**WORK REQUEST**:
Only the count is needed. Count the lines below with the word "Winter" in them.

Website and app data records:
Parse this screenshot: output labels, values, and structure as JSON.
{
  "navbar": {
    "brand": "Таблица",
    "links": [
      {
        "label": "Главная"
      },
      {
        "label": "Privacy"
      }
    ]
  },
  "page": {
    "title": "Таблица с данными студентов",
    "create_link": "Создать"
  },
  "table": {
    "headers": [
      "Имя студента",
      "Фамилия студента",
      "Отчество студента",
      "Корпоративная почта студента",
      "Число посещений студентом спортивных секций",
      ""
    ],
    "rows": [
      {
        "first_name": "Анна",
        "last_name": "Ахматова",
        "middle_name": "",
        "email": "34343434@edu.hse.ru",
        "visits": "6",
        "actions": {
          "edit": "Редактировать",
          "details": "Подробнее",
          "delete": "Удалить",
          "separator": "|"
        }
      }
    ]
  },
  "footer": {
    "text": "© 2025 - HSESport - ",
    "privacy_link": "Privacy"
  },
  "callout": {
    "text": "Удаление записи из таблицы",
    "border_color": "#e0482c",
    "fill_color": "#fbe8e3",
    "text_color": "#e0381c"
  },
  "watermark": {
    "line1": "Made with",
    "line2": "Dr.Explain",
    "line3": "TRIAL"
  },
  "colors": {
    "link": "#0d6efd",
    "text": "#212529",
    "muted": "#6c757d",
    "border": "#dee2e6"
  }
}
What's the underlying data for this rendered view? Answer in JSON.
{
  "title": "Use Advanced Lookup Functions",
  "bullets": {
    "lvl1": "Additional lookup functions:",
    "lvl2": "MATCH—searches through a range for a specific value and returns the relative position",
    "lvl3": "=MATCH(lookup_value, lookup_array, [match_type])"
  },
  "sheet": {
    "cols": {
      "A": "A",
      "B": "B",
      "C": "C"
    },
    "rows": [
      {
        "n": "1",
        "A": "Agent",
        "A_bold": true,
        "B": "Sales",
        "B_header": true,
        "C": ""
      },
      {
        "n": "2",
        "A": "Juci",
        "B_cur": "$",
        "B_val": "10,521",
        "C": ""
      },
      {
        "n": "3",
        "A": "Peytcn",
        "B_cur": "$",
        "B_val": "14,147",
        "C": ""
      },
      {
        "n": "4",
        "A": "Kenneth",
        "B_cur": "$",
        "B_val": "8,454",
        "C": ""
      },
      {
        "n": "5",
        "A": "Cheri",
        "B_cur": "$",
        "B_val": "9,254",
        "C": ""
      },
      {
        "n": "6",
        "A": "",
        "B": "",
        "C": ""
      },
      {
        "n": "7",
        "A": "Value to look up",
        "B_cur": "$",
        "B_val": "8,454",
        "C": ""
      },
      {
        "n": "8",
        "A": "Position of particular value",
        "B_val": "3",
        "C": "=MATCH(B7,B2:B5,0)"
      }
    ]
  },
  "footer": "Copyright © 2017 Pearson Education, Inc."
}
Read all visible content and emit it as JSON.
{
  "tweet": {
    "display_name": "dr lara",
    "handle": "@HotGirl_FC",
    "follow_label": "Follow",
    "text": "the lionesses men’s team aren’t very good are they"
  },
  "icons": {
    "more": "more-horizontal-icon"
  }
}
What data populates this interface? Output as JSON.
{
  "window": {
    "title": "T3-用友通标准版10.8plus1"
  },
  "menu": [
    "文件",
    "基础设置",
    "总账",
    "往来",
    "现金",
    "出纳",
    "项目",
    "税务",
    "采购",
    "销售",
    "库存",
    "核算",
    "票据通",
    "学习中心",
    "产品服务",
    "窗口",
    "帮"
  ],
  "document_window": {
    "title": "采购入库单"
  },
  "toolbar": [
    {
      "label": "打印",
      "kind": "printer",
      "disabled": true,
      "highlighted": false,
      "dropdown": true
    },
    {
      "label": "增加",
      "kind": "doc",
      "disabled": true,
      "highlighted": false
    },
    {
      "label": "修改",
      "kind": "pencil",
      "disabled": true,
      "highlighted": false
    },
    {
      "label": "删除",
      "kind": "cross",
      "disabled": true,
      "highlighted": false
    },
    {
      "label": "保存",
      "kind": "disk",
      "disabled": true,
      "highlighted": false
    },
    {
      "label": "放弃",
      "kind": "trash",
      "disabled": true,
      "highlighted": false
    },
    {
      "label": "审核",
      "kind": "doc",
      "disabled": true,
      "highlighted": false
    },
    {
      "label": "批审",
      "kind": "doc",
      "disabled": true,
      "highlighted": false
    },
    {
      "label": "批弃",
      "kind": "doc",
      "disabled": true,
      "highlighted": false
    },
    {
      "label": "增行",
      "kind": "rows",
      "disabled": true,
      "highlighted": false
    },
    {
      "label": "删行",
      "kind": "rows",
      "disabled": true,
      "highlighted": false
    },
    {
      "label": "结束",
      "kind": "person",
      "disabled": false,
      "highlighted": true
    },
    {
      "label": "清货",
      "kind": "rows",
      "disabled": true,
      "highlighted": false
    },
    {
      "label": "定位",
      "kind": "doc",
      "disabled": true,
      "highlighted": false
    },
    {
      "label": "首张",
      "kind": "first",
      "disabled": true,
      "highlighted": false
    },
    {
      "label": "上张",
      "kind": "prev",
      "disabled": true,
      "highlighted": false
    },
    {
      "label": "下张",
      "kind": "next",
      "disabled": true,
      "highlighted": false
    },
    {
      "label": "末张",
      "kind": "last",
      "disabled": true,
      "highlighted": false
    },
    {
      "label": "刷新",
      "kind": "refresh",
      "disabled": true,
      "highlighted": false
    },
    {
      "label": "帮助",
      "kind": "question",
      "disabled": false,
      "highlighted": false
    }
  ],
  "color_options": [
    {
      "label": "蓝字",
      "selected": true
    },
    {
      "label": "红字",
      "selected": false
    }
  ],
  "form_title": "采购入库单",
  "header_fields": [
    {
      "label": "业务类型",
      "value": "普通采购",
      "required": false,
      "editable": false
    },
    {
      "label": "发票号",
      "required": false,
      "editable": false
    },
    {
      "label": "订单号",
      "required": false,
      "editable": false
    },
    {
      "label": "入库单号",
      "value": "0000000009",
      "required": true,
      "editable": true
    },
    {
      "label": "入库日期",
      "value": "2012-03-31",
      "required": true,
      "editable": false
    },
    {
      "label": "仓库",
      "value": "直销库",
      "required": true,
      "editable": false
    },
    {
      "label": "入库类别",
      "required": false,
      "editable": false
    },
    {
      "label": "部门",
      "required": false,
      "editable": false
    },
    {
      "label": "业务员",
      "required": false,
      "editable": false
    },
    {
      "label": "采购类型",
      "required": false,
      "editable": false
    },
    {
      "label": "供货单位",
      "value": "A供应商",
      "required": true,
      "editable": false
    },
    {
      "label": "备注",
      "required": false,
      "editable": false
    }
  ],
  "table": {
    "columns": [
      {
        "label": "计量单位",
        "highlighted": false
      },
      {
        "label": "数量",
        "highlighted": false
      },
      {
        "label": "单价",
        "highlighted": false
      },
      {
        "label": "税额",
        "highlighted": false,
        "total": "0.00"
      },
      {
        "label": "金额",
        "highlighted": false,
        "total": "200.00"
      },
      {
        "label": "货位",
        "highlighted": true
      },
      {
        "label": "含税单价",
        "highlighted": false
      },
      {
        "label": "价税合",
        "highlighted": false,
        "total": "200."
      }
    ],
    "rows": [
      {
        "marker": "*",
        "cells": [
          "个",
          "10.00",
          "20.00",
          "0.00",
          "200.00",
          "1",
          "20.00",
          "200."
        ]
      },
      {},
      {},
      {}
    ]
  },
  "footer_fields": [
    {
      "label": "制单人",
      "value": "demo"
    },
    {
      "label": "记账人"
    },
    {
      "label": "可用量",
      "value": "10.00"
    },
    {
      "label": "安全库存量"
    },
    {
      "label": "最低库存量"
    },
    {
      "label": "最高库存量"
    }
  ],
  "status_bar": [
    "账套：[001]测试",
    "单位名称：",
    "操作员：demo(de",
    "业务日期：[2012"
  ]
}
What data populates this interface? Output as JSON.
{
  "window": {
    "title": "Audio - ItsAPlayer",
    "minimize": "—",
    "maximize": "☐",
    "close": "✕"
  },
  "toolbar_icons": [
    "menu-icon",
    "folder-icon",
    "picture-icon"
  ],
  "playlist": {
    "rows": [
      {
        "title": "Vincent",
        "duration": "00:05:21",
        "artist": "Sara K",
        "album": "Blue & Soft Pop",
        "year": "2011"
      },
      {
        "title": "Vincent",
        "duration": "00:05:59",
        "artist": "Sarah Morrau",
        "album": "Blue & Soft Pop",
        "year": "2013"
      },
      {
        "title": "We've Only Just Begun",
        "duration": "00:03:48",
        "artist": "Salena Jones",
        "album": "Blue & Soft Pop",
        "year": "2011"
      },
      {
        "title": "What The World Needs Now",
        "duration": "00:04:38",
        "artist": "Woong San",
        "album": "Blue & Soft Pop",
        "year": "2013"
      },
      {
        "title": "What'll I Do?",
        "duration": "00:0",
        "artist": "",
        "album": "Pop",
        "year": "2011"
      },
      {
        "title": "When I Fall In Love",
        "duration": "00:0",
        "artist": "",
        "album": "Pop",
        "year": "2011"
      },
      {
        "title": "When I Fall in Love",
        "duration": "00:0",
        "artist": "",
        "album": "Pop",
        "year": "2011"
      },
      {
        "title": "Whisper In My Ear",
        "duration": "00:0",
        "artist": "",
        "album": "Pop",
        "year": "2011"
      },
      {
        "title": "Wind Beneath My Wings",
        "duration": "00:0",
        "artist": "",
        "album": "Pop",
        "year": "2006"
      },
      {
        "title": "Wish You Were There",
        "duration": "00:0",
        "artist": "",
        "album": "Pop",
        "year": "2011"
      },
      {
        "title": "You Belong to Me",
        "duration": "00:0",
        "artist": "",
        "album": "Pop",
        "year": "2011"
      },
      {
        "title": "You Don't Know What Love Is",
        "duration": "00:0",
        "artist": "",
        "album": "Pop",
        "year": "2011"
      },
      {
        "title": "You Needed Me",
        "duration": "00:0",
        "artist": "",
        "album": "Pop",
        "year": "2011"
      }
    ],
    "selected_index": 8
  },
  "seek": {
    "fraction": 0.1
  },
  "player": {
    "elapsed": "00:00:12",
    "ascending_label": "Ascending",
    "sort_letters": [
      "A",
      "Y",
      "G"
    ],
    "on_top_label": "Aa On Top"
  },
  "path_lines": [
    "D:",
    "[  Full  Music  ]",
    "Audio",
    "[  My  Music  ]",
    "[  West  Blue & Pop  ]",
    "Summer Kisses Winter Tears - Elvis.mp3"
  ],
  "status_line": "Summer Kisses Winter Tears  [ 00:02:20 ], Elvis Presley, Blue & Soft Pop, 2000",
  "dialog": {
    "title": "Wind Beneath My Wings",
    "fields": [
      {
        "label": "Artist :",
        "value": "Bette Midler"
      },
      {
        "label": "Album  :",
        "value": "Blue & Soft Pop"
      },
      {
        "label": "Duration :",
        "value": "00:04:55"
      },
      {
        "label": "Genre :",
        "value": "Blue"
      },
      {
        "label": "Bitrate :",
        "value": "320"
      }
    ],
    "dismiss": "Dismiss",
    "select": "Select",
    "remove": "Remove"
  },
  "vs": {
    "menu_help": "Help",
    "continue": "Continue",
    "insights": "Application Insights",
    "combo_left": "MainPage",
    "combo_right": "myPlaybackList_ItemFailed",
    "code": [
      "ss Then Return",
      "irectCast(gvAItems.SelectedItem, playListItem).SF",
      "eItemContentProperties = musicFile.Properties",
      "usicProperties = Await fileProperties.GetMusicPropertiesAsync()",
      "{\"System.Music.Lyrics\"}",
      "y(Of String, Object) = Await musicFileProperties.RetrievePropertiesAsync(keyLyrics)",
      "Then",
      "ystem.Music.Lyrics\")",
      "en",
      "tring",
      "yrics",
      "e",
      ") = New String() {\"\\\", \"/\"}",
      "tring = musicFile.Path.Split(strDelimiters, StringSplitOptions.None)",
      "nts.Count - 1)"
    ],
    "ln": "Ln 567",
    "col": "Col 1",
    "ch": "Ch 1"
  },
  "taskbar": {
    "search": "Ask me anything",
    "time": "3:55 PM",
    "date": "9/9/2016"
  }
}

**FINISHED TASK**:
2